Jack Roosevelt Robinson (played by Chadwick Boseman) is most noted for being the first black Major League Baseball player. He was a sign of hope to many in the black community, young and old. The movie touches on the events and the struggles he had to endure in order to earn the game-changing honor of being a black man in a white man’s sport.
Writer/director Helgeland wrote Robin Hood, Man on Fire, The Taking of Pelham 123 and Cirque du Freak: The Vampire’s Assistant, to name a few. As a writer Helgeland can be hit-or-miss; for every great film he writes, there is a Nightmare on Elm Street 4: The Dream Master.

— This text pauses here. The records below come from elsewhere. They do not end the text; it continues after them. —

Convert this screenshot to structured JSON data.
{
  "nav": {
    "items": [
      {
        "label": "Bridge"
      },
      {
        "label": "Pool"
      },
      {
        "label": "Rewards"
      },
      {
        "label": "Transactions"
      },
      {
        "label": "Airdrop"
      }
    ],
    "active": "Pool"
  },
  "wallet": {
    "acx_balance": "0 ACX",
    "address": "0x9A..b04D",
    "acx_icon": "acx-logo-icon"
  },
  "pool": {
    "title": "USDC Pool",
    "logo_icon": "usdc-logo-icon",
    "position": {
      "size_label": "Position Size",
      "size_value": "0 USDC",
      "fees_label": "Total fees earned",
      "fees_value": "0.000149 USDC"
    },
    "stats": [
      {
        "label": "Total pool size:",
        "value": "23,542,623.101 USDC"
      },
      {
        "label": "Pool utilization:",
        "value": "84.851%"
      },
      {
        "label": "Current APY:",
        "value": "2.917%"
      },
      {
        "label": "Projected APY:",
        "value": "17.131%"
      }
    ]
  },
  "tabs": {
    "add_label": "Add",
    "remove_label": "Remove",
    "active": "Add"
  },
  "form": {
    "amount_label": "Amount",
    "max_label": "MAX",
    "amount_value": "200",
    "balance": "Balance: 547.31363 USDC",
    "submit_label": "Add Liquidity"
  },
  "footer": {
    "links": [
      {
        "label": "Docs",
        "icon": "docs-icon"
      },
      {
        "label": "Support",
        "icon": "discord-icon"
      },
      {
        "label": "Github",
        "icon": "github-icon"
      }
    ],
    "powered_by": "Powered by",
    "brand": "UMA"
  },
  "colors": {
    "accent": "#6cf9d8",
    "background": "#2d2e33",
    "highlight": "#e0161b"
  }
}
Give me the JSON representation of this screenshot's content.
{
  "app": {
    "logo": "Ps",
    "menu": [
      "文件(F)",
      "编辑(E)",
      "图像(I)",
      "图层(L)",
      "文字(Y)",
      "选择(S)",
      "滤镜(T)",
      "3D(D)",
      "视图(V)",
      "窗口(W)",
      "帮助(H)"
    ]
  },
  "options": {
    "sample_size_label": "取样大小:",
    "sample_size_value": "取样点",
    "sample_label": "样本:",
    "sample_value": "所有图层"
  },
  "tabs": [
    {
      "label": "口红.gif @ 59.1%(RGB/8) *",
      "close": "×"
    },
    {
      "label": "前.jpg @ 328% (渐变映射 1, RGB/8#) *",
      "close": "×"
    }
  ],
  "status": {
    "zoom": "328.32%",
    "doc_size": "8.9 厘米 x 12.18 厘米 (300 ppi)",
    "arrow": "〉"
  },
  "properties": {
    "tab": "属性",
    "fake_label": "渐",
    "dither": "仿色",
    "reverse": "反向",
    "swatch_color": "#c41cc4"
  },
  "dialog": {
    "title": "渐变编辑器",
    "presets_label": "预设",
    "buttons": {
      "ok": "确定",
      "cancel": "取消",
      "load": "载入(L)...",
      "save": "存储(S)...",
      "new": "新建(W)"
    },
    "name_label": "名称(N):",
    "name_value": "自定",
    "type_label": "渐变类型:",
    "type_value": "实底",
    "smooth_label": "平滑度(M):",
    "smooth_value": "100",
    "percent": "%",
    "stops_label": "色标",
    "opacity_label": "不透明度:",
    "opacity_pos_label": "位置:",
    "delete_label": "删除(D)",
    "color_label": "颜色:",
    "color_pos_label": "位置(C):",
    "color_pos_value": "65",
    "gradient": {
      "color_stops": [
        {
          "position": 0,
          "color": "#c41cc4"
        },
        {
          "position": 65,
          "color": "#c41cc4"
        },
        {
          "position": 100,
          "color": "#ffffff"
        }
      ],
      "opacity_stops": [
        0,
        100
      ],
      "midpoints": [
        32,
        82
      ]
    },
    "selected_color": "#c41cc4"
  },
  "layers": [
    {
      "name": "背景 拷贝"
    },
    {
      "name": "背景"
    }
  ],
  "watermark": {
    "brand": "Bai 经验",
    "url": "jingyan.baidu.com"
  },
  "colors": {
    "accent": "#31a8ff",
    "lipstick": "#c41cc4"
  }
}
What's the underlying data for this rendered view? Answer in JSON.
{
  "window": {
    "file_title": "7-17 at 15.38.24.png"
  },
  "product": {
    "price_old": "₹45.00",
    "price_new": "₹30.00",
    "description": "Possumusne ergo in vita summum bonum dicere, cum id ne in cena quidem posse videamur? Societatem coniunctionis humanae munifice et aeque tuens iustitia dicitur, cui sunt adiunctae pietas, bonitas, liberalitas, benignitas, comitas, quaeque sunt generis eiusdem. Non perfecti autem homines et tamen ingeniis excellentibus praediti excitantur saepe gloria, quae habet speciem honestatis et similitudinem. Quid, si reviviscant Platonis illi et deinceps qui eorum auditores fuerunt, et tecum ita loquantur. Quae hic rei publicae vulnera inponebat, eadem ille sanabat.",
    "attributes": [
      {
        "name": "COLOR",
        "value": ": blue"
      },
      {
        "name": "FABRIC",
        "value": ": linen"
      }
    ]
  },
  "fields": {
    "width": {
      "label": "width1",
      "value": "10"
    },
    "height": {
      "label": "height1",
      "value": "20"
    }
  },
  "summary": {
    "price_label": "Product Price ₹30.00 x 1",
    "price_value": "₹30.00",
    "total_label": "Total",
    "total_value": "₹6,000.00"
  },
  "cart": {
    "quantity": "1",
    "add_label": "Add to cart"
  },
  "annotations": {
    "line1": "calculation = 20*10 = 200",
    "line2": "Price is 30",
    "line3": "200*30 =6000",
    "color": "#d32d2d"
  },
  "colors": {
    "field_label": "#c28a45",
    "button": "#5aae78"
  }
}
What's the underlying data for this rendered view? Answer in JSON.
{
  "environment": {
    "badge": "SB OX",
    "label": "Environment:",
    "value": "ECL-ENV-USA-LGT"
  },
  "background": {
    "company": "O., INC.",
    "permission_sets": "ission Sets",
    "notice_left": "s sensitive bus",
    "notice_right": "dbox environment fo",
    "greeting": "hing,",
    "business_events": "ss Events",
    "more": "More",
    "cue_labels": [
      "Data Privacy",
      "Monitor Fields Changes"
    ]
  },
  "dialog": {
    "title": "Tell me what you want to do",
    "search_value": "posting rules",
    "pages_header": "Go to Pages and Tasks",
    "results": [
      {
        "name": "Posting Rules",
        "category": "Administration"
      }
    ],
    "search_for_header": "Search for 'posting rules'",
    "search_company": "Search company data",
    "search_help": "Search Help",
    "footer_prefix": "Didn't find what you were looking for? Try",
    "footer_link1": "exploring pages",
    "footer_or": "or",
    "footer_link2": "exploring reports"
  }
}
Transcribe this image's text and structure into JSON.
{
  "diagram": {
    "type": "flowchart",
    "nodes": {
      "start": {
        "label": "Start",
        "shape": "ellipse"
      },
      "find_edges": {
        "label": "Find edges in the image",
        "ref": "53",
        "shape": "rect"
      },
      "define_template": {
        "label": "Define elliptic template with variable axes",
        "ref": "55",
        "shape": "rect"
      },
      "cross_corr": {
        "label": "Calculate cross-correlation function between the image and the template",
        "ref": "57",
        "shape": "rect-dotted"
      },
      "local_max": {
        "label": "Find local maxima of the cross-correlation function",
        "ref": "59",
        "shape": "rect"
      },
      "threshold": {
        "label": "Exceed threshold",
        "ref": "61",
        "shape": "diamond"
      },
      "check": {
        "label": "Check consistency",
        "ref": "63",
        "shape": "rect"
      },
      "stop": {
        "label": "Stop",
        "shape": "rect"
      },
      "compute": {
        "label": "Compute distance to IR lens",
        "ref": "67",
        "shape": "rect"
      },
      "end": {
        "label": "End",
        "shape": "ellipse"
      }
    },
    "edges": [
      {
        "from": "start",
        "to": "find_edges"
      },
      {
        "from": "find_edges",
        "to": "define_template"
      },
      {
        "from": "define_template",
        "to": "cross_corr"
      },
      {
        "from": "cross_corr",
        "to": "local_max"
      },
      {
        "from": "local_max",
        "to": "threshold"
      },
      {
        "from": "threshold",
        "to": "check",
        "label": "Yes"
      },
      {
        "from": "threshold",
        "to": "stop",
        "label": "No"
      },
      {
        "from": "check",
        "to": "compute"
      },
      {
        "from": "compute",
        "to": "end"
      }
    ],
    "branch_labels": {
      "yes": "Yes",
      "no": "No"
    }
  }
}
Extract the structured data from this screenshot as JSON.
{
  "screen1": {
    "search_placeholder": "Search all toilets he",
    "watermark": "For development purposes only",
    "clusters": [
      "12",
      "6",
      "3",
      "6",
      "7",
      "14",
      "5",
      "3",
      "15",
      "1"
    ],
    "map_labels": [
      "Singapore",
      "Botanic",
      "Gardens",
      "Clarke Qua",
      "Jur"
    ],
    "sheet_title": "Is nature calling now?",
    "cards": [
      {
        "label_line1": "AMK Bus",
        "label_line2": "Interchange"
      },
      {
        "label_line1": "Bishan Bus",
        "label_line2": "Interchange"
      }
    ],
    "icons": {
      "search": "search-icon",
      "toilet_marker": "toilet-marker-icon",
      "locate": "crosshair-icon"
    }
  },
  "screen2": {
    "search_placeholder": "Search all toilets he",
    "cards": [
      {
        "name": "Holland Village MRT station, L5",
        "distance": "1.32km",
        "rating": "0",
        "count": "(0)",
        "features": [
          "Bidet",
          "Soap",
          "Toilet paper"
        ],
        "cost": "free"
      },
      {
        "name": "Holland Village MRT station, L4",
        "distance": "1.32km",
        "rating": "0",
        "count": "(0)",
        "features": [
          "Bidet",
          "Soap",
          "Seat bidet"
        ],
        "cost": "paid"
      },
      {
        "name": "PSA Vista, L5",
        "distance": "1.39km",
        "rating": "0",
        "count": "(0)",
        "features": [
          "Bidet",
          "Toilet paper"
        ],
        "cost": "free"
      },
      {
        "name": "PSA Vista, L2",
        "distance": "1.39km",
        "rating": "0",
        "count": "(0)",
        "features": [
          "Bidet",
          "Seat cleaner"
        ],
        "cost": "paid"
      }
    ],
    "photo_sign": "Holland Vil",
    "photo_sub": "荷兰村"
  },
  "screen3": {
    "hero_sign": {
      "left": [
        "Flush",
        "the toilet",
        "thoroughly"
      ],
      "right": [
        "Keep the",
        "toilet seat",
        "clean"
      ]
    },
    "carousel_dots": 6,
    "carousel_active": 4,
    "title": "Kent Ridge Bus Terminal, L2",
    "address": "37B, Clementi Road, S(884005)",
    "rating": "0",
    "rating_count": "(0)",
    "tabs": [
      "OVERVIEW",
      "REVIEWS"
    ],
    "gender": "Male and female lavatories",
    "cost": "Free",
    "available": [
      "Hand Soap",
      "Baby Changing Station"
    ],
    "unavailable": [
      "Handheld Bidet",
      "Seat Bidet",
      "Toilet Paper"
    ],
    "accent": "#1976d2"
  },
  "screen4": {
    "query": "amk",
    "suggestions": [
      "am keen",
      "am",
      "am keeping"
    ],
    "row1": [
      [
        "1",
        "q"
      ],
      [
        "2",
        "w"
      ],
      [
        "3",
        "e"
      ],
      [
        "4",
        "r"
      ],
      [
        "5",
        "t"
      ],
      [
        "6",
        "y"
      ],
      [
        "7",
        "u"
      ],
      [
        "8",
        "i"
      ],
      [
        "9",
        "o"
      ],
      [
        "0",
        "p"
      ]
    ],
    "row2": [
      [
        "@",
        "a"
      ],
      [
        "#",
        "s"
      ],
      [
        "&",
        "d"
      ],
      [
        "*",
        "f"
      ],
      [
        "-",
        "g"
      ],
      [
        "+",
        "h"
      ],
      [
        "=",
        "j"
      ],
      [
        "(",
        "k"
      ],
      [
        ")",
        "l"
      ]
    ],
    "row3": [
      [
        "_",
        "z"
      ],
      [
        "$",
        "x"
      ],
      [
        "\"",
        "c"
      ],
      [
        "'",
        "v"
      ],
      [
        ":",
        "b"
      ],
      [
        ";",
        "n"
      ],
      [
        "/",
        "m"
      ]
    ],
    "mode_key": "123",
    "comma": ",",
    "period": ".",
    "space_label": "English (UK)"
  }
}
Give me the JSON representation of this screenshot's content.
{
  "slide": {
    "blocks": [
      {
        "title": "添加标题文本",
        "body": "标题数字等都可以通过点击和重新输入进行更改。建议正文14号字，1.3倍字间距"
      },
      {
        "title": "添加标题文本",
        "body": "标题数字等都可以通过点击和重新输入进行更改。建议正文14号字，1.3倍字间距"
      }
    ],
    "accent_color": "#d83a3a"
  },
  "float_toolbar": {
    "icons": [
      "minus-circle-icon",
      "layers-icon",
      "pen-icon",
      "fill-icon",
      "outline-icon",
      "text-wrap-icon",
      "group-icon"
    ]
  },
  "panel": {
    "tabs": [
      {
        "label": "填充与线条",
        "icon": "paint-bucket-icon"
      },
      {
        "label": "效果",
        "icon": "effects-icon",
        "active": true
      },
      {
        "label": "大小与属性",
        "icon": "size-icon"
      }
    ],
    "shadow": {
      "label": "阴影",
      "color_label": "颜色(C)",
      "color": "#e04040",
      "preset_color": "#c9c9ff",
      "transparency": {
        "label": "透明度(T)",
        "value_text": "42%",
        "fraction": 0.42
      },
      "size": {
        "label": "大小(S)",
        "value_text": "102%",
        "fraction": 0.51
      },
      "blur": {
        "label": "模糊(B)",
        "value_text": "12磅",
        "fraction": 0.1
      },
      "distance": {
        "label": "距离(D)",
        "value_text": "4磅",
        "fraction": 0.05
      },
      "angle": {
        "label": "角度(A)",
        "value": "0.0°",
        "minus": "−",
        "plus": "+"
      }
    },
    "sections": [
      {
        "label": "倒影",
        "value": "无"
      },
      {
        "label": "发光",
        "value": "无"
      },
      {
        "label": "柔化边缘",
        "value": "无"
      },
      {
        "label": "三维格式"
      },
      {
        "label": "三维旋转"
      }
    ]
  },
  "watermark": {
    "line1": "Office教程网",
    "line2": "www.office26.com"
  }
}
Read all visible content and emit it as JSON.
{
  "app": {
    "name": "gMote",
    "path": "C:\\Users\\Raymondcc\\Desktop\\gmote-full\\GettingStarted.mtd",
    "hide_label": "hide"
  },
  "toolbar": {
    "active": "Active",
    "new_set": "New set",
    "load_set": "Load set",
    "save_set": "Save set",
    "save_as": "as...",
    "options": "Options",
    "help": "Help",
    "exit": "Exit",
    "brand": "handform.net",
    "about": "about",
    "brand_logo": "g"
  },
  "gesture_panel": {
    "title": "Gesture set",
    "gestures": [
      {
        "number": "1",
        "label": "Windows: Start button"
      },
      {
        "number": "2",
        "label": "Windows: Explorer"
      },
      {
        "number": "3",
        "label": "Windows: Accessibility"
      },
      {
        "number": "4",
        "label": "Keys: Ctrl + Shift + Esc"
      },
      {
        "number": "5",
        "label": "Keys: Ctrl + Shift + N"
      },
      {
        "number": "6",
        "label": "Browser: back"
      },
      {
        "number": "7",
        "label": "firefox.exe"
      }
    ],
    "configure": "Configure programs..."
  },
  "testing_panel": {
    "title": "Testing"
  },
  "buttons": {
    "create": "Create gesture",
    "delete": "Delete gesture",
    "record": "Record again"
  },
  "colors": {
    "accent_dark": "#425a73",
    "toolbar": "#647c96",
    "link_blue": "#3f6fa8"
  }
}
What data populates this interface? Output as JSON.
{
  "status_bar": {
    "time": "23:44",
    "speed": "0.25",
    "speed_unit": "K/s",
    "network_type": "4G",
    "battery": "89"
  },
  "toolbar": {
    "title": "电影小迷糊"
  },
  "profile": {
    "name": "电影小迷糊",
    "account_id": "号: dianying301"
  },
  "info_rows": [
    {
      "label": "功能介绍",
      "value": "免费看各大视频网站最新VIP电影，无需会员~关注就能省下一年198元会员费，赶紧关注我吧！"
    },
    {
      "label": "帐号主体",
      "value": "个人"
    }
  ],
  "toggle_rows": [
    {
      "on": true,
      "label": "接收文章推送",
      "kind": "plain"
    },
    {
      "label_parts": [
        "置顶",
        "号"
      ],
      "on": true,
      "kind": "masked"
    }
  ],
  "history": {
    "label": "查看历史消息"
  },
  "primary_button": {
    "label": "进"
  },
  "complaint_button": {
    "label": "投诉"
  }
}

Thankfully, Helgeland’s take on Jackie Robinson isn’t a miss.
From a director standpoint, Helgeland successfully harkens back to a tense time when a group of drunken white men was more of a fearful sight than a bunch of gang members. The white men had the law on their side at the time.
Visually, Helgeland sends up a nice postcard of the black communities in Florida. It appears that many blacks enjoyed gorgeous houses in quiet neighborhoods and dressed up for every occasion.
Even though race tensions were what they were back in the late 1940s, blacks still took pride in their appearance, whether personal or the appearance of their homes. It does become apparent, however, that Helgeland used the same house to represent four different houses. Despite being shot at different angles to give the illusion of multiple houses, it is still obvious. But that’s a minor point.
Boseman, who’s paid his dues with guest spots on many television series since 2003, made sure he was prepared for his role, down to his physique. And Boseman has the moxie to pull off Robinson. It takes a strong person to endure racial slurs and threats from team members, fans and the general public and not react. Not many people could do that. Boseman is one to watch.
The same goes for Nicole Beharie, who plays Rachel Robinson, Jackie’s wife. Beharie, who sometimes acts with her lips, gives her best performance to date. Beharie is no stranger to playing historical women; she also was Ernie Davis’ girlfriend in The Express.
After seeing her go nutso in Woman Thou Art Loosed: On the 7th Day, it’s evident that she is capable of stretching those acting muscles. She just has to keep in mind that the best acting happens when the actor loses him- or herself in the character, not the character lost inside the actor.
Harrison Ford as the Brooklyn Dodgers’ top executive, Branch Rickey, gives a great performance as a Methodist trying to do one last good deed before retirement.
Rickey is the man who conceptualizes the idea of a black man in Major League Baseball and does whatever it takes to see it through. He is the driving force who gets Jackie to be what he needs to be, so that he can leave a mark on young boys (white and black) who will look up to not only a great black man, but a great baseball player.
As a movie, 42 is also a love letter to baseball, depicting a time of change for the better. Robinson may not have been a civil rights activist doing sit-ins and demonstrations at that time. But having the strength, courage and determination to stand by himself and turn the other cheek on racism was just as impactful.
The best takeaway from 42, other than giving honor to such a great man, is to remember the sacrifices of those who came before us, so that we do not repeat this history.